Crushed Garlic can be added to Salad Dressing or Mayo to create a Kicked Up Sandwich spread.
If you don’t get too crazy, garlic can also be addded favorably to Ranch Dressings for salads. It’s especially good if you add a little finely chopped basil with it.
Since our heart also loves Olive Oil, it would be a great idea to keep a bottle or two on hand at all times. Even though you may think it sounds excessive, keeping regular olive oil AND Extra-virgin olive oil each in your pantry is a good idea. Why? Extra-virgin olive oil packs extra polyphenols (compounds that keep LDL cholesterol from sticking to artery walls) than the other varieties. But, since it costs several dollars more, I’m not that keen on cooking with it. I like to save it for drizzling over salads, pasta, breads, and steamed vegetables.
Almonds are proven to lower LDL levels – they’re brillaint at it, actually. While all nuts are healthy and should be included in our daily diets, almonds have a bit of a heart-healthy edge – they have vitamin e and are also a good source of calcium. If you toast them in the oven, you’ll bring out more of their flavor, without lessening their nutritional benefits.
A Harvard University study found that a half cup of dark yellow vegetables, like carrots, eaten daily cuts the risk of diabetes in women by 27 percent. They’re one of those foods that seemingly increase their nutritional value daily, so it would be ridiculous NOT to use them in our meals more. As an added bonus, they’re not nearly as costly as other vegetables. (I made a huge salad last night with a Ravioli meal that nearly required a small loan. Cauliflower and Broccoli should be ashamed of themselves.
Personally, I love carrots (and celery, for that matter) enough to eat them in the raw – them, not me. But, if you require a little more flavor, a buttermilk ranch dressing is always a delicious way to go. You can work a little Extra Virgin Olive Oil into your portions and get a one-two punch by drizzling it over steamed carrots. Finish it off by snipping a little thyme on top. Fresh herbs are also healthy – and add an aggreable flavor to everything. Rosemary and Thyme are perfect with everything known to man or woman.
Salmon is one of the biggest of shots when it comes to omega-3 fatty acids. I can’t understand anyone NOT love, love, loving salmon – but if it’s not your favorite thing, experiment with different flavors.
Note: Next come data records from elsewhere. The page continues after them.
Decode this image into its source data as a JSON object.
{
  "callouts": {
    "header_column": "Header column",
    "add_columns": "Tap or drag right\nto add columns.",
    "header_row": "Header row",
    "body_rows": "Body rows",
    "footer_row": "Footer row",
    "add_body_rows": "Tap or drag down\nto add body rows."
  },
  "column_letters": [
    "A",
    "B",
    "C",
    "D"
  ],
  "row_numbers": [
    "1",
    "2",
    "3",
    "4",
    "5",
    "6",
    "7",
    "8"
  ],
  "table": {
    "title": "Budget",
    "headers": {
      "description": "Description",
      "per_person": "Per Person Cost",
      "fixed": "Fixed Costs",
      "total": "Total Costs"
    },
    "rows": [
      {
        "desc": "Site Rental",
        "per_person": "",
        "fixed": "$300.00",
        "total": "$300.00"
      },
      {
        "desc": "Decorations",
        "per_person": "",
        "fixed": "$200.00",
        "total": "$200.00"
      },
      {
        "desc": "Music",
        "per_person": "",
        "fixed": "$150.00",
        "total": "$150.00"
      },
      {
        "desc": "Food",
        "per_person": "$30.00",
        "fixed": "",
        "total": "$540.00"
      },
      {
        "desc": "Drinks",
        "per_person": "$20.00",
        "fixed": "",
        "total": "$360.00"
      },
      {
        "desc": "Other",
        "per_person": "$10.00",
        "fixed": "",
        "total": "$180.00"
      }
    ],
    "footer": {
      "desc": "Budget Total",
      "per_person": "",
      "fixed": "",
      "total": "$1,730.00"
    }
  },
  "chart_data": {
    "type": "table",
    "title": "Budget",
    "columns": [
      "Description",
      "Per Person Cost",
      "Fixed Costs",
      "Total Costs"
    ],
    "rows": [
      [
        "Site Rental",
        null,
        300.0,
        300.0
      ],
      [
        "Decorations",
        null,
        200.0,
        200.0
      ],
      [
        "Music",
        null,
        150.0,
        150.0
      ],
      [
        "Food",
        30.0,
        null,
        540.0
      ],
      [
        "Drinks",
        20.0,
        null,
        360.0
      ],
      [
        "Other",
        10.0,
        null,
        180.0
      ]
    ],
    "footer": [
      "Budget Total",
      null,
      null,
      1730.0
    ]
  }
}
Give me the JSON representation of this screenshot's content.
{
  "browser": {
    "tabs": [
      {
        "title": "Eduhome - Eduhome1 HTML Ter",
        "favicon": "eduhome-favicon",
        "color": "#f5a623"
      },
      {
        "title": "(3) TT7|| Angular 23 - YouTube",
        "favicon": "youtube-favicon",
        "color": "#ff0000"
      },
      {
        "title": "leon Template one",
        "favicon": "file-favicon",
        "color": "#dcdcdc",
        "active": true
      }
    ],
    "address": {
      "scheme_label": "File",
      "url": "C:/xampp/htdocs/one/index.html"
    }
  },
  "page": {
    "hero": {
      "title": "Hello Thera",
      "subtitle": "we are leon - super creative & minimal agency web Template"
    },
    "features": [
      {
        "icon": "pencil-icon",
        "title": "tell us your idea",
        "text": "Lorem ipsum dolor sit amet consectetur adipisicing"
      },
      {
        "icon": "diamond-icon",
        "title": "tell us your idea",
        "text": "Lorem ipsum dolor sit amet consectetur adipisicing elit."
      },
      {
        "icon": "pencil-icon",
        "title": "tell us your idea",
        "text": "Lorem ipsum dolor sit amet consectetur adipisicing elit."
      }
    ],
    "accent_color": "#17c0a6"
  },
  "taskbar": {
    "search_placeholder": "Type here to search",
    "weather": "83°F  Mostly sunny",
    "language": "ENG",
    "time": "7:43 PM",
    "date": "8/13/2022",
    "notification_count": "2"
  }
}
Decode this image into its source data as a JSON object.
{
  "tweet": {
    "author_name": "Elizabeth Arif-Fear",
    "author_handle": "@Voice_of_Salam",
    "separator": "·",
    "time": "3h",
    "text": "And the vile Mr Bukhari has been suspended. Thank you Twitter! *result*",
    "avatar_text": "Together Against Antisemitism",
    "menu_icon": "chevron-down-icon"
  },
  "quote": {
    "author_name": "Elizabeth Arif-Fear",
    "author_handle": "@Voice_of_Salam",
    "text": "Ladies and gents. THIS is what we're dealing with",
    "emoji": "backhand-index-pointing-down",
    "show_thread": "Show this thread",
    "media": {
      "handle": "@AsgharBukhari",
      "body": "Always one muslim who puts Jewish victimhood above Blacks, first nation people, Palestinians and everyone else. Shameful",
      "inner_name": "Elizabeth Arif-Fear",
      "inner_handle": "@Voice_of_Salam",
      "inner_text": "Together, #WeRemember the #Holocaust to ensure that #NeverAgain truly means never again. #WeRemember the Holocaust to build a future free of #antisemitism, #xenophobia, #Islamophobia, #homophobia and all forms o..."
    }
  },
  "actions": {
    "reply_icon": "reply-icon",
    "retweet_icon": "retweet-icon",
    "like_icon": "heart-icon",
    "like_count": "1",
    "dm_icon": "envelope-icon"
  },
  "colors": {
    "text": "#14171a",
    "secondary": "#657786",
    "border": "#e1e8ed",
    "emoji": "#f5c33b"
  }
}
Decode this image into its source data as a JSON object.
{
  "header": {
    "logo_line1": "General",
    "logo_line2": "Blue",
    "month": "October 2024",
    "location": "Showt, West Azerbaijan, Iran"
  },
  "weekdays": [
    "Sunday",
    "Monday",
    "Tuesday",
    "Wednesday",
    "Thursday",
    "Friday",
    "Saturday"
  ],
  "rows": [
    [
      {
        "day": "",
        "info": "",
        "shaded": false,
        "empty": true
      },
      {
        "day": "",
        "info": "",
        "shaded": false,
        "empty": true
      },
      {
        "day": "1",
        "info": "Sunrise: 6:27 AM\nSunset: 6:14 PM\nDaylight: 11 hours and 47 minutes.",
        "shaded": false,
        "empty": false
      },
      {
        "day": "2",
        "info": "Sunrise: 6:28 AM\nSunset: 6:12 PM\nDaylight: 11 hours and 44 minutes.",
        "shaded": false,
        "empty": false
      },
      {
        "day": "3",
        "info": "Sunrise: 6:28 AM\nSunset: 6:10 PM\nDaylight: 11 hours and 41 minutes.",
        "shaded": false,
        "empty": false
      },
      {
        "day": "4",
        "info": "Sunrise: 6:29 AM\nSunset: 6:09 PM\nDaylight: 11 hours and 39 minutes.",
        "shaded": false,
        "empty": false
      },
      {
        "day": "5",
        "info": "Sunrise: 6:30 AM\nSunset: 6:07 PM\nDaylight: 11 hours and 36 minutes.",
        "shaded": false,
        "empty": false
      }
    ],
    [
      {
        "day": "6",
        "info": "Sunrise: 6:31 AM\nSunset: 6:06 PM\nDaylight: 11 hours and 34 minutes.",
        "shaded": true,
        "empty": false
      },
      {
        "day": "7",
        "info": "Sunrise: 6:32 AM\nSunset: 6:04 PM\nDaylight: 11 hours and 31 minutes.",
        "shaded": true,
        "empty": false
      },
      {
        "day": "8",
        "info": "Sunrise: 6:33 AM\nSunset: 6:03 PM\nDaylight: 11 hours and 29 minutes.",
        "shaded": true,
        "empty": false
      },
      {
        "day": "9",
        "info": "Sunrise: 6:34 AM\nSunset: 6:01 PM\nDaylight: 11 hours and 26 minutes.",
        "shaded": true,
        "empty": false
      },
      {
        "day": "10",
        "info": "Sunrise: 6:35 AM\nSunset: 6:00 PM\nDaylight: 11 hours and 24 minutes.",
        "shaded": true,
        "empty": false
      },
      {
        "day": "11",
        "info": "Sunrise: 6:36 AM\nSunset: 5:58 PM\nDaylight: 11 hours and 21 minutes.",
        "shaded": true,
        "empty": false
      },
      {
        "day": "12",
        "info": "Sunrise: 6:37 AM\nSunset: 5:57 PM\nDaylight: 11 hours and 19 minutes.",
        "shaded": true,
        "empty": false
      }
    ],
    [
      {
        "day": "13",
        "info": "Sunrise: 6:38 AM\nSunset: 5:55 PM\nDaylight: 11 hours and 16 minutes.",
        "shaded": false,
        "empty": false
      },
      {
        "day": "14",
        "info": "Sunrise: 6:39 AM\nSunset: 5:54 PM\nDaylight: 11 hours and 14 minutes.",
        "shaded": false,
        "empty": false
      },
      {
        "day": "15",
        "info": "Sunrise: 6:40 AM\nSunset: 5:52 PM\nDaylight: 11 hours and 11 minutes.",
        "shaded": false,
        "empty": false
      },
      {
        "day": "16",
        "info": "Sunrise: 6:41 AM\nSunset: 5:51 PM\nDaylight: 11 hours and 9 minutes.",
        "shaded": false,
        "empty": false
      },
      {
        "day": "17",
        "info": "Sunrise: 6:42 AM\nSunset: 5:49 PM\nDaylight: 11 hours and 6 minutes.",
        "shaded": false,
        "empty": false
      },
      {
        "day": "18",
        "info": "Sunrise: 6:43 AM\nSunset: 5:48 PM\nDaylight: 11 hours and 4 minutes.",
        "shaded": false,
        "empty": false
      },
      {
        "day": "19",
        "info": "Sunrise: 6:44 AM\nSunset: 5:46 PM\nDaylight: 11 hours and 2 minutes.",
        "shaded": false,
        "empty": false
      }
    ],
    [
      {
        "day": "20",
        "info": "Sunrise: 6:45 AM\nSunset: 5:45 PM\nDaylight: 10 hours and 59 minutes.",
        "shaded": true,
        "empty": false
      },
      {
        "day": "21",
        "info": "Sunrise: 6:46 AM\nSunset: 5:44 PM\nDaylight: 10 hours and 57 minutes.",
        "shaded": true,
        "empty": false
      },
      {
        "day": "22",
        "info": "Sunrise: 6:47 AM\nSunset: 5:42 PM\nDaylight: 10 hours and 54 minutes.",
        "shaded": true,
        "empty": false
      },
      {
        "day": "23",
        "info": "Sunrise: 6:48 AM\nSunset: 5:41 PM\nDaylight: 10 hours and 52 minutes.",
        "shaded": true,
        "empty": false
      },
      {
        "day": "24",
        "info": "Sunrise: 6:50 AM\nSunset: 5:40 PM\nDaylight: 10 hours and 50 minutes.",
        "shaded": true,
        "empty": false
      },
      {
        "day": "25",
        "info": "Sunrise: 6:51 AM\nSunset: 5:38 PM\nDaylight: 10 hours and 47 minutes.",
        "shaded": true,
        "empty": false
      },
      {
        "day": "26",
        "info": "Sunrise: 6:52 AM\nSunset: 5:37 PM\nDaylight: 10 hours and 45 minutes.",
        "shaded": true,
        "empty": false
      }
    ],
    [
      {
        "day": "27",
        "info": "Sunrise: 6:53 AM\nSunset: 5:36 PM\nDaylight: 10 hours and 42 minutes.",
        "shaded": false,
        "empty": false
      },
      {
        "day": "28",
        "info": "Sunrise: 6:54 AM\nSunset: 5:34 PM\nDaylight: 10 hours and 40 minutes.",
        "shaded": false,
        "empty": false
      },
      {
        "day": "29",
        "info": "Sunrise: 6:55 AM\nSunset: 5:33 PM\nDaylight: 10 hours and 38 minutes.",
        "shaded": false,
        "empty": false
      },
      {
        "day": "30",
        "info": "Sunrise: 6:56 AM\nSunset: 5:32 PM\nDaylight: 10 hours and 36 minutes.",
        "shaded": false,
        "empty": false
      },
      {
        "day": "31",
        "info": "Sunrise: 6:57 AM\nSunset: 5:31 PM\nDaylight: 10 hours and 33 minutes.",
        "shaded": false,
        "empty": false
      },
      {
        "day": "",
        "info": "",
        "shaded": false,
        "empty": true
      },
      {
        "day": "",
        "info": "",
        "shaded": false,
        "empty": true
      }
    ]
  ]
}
Add a little dill and lemon, and never forget the pepper.
In a Saving the Best for Last type of thang – see the following post on Self Help Daily. Of course, if (nudge, nudge) you’re really just not that into chocolate, don’t bother.